EXERCISE DATA section start
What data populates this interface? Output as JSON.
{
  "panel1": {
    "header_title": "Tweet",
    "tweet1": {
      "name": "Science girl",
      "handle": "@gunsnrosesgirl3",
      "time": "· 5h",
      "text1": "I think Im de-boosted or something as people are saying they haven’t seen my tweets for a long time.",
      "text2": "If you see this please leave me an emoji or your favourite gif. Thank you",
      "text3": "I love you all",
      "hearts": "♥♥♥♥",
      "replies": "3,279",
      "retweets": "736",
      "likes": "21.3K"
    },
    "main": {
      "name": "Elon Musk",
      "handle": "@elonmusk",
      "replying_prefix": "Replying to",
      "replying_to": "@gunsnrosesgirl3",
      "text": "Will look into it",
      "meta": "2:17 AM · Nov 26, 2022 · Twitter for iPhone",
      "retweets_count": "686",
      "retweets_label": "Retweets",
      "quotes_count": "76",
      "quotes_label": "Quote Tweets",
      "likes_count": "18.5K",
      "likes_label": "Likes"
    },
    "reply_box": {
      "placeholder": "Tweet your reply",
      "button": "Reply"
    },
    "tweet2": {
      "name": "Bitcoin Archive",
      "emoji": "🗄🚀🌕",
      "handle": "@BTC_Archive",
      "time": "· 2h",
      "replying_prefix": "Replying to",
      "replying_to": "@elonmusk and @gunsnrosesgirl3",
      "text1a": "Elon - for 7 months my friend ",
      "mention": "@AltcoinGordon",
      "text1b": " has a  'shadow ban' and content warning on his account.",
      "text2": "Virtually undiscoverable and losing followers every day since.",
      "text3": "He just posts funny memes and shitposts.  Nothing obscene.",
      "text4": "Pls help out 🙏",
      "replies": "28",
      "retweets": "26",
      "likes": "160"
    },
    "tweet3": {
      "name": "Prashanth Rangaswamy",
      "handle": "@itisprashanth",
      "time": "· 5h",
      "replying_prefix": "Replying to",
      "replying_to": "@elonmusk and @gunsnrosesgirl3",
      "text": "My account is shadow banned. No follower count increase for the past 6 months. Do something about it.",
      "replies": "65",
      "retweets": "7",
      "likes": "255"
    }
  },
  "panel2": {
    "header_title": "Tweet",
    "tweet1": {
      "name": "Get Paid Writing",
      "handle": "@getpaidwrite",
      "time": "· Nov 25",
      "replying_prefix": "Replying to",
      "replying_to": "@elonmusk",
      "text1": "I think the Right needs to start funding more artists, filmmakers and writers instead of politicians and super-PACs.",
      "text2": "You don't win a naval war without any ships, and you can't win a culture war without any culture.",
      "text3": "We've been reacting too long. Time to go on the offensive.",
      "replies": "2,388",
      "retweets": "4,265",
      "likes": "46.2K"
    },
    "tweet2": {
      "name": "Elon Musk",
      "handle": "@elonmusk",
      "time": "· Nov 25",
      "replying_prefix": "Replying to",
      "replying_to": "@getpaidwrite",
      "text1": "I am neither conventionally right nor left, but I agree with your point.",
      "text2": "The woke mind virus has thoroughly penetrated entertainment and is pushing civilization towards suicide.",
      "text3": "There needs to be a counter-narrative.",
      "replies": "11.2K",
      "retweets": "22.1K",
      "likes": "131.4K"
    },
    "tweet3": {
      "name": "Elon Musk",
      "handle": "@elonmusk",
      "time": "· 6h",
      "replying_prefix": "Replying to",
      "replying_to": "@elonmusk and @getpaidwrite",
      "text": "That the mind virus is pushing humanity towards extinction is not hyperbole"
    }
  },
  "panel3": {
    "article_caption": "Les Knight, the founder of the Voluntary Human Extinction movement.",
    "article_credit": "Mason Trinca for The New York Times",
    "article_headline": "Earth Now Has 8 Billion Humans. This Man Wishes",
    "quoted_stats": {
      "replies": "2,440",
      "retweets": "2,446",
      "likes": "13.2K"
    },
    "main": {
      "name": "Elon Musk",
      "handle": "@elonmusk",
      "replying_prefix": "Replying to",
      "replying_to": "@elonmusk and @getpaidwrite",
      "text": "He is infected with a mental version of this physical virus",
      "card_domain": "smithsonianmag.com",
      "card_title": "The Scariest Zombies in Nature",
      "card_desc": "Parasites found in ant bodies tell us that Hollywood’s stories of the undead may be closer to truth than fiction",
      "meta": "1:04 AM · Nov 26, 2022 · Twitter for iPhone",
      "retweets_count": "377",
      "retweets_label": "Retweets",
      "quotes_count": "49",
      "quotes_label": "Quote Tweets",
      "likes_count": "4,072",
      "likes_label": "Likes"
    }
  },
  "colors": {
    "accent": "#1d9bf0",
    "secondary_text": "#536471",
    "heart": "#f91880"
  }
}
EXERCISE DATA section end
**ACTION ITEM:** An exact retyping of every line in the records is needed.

**EXPECTED ANSWER:**
What data populates this interface? Output as JSON.
{
  "panel1": {
    "header_title": "Tweet",
    "tweet1": {
      "name": "Science girl",
      "handle": "@gunsnrosesgirl3",
      "time": "· 5h",
      "text1": "I think Im de-boosted or something as people are saying they haven’t seen my tweets for a long time.",
      "text2": "If you see this please leave me an emoji or your favourite gif. Thank you",
      "text3": "I love you all",
      "hearts": "♥♥♥♥",
      "replies": "3,279",
      "retweets": "736",
      "likes": "21.3K"
    },
    "main": {
      "name": "Elon Musk",
      "handle": "@elonmusk",
      "replying_prefix": "Replying to",
      "replying_to": "@gunsnrosesgirl3",
      "text": "Will look into it",
      "meta": "2:17 AM · Nov 26, 2022 · Twitter for iPhone",
      "retweets_count": "686",
      "retweets_label": "Retweets",
      "quotes_count": "76",
      "quotes_label": "Quote Tweets",
      "likes_count": "18.5K",
      "likes_label": "Likes"
    },
    "reply_box": {
      "placeholder": "Tweet your reply",
      "button": "Reply"
    },
    "tweet2": {
      "name": "Bitcoin Archive",
      "emoji": "🗄🚀🌕",
      "handle": "@BTC_Archive",
      "time": "· 2h",
      "replying_prefix": "Replying to",
      "replying_to": "@elonmusk and @gunsnrosesgirl3",
      "text1a": "Elon - for 7 months my friend ",
      "mention": "@AltcoinGordon",
      "text1b": " has a  'shadow ban' and content warning on his account.",
      "text2": "Virtually undiscoverable and losing followers every day since.",
      "text3": "He just posts funny memes and shitposts.  Nothing obscene.",
      "text4": "Pls help out 🙏",
      "replies": "28",
      "retweets": "26",
      "likes": "160"
    },
    "tweet3": {
      "name": "Prashanth Rangaswamy",
      "handle": "@itisprashanth",
      "time": "· 5h",
      "replying_prefix": "Replying to",
      "replying_to": "@elonmusk and @gunsnrosesgirl3",
      "text": "My account is shadow banned. No follower count increase for the past 6 months. Do something about it.",
      "replies": "65",
      "retweets": "7",
      "likes": "255"
    }
  },
  "panel2": {
    "header_title": "Tweet",
    "tweet1": {
      "name": "Get Paid Writing",
      "handle": "@getpaidwrite",
      "time": "· Nov 25",
      "replying_prefix": "Replying to",
      "replying_to": "@elonmusk",
      "text1": "I think the Right needs to start funding more artists, filmmakers and writers instead of politicians and super-PACs.",
      "text2": "You don't win a naval war without any ships, and you can't win a culture war without any culture.",
      "text3": "We've been reacting too long. Time to go on the offensive.",
      "replies": "2,388",
      "retweets": "4,265",
      "likes": "46.2K"
    },
    "tweet2": {
      "name": "Elon Musk",
      "handle": "@elonmusk",
      "time": "· Nov 25",
      "replying_prefix": "Replying to",
      "replying_to": "@getpaidwrite",
      "text1": "I am neither conventionally right nor left, but I agree with your point.",
      "text2": "The woke mind virus has thoroughly penetrated entertainment and is pushing civilization towards suicide.",
      "text3": "There needs to be a counter-narrative.",
      "replies": "11.2K",
      "retweets": "22.1K",
      "likes": "131.4K"
    },
    "tweet3": {
      "name": "Elon Musk",
      "handle": "@elonmusk",
      "time": "· 6h",
      "replying_prefix": "Replying to",
      "replying_to": "@elonmusk and @getpaidwrite",
      "text": "That the mind virus is pushing humanity towards extinction is not hyperbole"
    }
  },
  "panel3": {
    "article_caption": "Les Knight, the founder of the Voluntary Human Extinction movement.",
    "article_credit": "Mason Trinca for The New York Times",
    "article_headline": "Earth Now Has 8 Billion Humans. This Man Wishes",
    "quoted_stats": {
      "replies": "2,440",
      "retweets": "2,446",
      "likes": "13.2K"
    },
    "main": {
      "name": "Elon Musk",
      "handle": "@elonmusk",
      "replying_prefix": "Replying to",
      "replying_to": "@elonmusk and @getpaidwrite",
      "text": "He is infected with a mental version of this physical virus",
      "card_domain": "smithsonianmag.com",
      "card_title": "The Scariest Zombies in Nature",
      "card_desc": "Parasites found in ant bodies tell us that Hollywood’s stories of the undead may be closer to truth than fiction",
      "meta": "1:04 AM · Nov 26, 2022 · Twitter for iPhone",
      "retweets_count": "377",
      "retweets_label": "Retweets",
      "quotes_count": "49",
      "quotes_label": "Quote Tweets",
      "likes_count": "4,072",
      "likes_label": "Likes"
    }
  },
  "colors": {
    "accent": "#1d9bf0",
    "secondary_text": "#536471",
    "heart": "#f91880"
  }
}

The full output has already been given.